[Available data]

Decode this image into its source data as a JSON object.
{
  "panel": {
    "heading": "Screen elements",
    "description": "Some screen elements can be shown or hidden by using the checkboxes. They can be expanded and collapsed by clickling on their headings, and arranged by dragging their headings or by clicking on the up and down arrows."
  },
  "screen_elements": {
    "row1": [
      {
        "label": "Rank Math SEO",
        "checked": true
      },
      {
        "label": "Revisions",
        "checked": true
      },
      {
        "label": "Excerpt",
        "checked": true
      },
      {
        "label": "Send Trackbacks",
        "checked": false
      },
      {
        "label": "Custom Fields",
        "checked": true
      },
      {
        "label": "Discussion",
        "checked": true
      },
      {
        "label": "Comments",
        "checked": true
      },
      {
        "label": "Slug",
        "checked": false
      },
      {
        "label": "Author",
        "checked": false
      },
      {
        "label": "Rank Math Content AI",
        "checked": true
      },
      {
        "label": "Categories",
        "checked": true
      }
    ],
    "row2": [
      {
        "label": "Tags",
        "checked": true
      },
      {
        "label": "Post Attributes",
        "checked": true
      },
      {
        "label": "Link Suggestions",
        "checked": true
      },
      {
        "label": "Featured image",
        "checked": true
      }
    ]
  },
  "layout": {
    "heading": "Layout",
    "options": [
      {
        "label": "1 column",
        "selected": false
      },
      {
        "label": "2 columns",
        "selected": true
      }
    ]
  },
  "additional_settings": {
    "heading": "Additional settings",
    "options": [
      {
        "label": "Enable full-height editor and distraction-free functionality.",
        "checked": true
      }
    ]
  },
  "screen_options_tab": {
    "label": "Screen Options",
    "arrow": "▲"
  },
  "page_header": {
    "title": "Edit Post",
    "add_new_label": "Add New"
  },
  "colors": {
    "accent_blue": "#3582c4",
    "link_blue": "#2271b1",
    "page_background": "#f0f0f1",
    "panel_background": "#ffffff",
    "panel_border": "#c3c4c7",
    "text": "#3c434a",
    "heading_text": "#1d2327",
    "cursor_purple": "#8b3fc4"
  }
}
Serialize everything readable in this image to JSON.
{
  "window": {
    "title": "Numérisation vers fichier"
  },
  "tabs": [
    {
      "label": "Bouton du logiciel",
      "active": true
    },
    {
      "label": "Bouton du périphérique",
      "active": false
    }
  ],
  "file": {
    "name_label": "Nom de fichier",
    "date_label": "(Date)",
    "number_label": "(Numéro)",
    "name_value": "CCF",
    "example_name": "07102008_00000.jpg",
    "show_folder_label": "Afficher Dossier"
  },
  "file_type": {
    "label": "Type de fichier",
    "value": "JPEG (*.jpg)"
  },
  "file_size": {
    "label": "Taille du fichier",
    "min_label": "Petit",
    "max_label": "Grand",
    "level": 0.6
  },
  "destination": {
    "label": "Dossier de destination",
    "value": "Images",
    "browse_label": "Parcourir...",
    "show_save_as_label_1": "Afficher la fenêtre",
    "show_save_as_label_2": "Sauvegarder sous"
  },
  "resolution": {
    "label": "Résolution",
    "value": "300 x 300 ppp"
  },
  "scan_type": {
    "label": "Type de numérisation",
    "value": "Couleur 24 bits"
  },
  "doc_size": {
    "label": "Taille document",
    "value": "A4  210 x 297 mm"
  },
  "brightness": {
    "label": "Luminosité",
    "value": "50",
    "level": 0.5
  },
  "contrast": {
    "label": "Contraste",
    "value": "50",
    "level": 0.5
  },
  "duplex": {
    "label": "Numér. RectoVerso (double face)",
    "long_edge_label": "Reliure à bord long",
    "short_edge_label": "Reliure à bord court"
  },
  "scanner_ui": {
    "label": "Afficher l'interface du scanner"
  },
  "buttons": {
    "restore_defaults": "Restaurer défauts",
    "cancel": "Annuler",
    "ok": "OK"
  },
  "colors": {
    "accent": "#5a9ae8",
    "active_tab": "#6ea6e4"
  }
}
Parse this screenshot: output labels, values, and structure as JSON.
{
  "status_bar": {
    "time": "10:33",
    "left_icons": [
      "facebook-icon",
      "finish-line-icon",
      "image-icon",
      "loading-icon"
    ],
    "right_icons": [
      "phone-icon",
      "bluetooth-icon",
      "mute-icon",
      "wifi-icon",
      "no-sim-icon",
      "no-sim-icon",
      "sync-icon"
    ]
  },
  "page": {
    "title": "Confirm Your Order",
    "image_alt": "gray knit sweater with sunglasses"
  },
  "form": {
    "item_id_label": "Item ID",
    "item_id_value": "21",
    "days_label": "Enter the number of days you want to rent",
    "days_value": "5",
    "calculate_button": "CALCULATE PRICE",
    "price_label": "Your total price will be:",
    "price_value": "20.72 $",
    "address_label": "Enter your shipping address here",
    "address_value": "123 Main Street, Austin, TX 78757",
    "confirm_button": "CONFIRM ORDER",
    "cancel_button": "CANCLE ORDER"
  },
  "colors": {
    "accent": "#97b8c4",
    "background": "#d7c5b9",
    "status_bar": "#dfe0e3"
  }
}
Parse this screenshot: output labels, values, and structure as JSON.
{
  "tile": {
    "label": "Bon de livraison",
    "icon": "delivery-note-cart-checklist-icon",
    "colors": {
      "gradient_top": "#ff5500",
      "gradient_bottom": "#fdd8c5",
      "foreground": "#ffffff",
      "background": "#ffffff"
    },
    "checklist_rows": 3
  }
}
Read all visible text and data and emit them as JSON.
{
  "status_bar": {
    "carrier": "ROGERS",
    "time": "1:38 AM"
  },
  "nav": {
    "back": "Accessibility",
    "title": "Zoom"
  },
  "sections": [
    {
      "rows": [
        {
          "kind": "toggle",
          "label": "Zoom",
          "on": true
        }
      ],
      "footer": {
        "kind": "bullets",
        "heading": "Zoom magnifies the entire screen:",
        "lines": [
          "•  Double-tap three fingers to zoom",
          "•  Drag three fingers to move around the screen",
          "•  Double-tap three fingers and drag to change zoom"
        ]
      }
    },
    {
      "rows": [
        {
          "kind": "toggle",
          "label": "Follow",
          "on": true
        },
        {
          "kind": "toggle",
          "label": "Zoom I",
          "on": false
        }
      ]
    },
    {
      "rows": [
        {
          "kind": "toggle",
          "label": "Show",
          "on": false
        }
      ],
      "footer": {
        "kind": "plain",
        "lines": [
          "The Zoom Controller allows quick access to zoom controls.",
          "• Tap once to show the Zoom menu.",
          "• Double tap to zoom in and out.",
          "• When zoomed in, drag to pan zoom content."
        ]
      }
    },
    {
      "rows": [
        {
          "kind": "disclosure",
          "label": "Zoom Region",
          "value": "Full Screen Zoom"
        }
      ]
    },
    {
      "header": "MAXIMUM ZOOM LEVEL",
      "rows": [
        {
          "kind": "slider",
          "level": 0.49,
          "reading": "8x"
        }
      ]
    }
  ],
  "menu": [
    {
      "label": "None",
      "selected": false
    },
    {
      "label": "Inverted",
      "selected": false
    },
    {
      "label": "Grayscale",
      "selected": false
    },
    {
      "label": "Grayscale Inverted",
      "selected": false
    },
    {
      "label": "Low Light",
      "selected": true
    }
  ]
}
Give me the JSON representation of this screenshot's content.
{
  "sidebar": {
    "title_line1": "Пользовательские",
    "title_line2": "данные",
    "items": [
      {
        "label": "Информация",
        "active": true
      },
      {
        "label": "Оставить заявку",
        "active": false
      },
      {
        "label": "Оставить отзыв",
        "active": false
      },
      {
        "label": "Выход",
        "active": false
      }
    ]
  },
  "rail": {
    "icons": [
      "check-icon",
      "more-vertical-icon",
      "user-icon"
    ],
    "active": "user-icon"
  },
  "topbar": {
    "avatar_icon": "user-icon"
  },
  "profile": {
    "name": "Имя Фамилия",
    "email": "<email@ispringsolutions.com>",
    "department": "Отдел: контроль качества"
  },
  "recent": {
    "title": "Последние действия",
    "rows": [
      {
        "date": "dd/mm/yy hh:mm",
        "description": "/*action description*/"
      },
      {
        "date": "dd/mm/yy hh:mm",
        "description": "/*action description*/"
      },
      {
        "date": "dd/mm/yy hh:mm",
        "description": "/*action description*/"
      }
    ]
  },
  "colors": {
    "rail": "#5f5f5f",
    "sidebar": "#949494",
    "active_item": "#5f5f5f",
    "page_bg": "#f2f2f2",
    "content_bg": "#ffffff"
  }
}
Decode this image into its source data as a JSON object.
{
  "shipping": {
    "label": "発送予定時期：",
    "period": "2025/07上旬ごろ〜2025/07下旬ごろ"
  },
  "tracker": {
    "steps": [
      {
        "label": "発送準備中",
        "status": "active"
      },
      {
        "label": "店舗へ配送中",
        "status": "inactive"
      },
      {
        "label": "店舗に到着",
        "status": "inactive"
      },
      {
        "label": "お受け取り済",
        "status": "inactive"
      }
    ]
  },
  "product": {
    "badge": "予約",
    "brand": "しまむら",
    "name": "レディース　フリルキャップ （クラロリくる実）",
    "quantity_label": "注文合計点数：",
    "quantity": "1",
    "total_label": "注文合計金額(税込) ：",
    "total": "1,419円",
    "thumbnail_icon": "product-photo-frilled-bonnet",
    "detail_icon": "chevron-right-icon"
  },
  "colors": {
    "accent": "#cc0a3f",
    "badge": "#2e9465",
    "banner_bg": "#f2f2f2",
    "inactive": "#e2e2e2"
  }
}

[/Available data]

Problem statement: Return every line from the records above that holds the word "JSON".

Answer to this problem:
Decode this image into its source data as a JSON object.
Serialize everything readable in this image to JSON.
Parse this screenshot: output labels, values, and structure as JSON.
Parse this screenshot: output labels, values, and structure as JSON.
Read all visible text and data and emit them as JSON.
Give me the JSON representation of this screenshot's content.
Decode this image into its source data as a JSON object.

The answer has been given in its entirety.